## EXERCISE BRIEF
The answer should consist of every line in the material below that has the word "affects".

━━━━━ SUPPLIED DATA

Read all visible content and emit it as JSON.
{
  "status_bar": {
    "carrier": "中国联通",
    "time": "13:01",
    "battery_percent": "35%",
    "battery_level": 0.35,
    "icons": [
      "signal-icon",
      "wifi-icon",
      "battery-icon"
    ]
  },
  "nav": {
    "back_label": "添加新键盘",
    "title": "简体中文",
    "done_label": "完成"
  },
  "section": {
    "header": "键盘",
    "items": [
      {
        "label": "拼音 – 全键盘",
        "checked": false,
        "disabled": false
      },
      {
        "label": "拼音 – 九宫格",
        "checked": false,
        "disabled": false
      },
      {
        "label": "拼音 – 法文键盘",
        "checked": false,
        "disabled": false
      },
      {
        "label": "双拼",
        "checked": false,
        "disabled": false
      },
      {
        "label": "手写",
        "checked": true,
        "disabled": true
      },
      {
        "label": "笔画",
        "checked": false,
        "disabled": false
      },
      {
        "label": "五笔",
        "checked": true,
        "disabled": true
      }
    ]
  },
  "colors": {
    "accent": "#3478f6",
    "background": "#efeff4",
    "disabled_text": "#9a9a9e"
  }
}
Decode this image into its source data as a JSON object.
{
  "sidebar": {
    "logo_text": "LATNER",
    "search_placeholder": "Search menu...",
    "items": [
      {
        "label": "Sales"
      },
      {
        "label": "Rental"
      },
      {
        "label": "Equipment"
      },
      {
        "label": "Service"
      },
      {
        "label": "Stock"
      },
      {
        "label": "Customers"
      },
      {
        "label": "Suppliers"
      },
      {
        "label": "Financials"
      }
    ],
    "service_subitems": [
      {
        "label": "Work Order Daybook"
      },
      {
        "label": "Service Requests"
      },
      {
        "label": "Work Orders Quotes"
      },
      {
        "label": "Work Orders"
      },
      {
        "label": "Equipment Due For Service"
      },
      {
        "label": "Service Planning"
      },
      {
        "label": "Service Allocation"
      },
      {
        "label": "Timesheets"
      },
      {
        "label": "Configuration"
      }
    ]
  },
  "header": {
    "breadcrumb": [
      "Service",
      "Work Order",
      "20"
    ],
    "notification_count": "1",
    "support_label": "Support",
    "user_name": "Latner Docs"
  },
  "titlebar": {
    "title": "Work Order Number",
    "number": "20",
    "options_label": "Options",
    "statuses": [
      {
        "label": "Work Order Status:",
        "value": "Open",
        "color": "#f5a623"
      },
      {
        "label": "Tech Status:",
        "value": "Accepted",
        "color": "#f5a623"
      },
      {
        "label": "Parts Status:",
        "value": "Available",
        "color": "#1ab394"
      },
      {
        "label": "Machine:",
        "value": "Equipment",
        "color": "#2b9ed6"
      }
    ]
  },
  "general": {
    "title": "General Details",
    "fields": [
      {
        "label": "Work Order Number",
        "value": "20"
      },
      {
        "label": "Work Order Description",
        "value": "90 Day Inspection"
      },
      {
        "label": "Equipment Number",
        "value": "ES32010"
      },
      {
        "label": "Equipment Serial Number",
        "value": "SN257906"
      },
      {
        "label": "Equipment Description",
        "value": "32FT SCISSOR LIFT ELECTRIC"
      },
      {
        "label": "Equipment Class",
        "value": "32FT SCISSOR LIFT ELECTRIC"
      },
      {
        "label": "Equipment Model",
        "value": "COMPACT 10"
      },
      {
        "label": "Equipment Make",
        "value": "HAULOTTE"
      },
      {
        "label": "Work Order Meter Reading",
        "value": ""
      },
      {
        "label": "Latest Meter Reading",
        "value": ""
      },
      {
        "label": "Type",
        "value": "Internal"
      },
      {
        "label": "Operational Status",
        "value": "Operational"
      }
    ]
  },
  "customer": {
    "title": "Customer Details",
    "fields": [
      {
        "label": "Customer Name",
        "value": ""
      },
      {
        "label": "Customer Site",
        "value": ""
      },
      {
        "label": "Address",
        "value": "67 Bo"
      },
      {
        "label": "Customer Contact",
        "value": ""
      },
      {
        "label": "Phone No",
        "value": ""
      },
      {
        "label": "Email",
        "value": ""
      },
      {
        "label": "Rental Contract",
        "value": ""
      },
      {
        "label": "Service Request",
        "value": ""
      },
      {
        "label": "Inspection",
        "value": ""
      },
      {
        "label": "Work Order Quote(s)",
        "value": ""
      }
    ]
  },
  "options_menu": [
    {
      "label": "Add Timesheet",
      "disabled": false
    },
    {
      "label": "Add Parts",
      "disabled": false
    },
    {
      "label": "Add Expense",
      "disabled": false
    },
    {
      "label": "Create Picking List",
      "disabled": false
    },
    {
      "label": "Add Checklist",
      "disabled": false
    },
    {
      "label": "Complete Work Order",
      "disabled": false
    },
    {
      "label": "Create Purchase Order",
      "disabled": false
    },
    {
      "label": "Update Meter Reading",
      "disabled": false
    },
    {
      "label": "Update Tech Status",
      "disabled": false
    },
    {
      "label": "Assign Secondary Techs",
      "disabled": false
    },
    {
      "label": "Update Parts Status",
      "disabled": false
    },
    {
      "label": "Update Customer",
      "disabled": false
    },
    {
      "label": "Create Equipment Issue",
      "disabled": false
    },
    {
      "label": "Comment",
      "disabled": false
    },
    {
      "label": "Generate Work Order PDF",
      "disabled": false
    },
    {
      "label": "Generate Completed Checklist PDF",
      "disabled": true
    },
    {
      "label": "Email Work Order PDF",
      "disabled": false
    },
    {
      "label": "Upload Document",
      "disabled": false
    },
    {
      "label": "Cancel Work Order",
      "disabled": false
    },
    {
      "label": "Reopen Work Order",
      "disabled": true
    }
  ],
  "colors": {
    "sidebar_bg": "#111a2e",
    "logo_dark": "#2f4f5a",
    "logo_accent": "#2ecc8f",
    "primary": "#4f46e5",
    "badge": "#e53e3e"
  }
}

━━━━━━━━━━
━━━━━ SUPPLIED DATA

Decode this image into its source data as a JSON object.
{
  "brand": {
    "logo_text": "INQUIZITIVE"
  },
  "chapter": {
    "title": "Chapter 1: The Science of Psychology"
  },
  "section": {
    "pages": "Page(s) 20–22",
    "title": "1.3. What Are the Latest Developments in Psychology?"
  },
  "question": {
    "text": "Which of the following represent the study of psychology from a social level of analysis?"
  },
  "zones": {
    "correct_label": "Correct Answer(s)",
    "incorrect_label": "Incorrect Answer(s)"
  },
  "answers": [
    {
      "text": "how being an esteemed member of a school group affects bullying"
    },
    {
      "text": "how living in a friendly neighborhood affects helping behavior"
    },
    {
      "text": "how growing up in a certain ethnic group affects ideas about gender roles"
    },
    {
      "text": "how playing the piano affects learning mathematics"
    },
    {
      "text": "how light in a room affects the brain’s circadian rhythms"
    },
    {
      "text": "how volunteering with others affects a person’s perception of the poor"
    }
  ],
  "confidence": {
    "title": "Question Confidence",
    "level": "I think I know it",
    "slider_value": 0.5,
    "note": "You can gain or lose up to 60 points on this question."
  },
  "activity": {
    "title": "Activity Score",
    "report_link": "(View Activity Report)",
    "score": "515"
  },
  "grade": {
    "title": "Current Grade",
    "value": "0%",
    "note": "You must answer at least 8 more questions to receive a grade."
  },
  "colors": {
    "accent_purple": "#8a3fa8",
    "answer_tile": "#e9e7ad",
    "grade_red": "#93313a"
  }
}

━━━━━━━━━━

## RESPONSE BOX
      "text": "how being an esteemed member of a school group affects bullying"
      "text": "how living in a friendly neighborhood affects helping behavior"
      "text": "how growing up in a certain ethnic group affects ideas about gender roles"
      "text": "how playing the piano affects learning mathematics"
      "text": "how light in a room affects the brain’s circadian rhythms"
      "text": "how volunteering with others affects a person’s perception of the poor"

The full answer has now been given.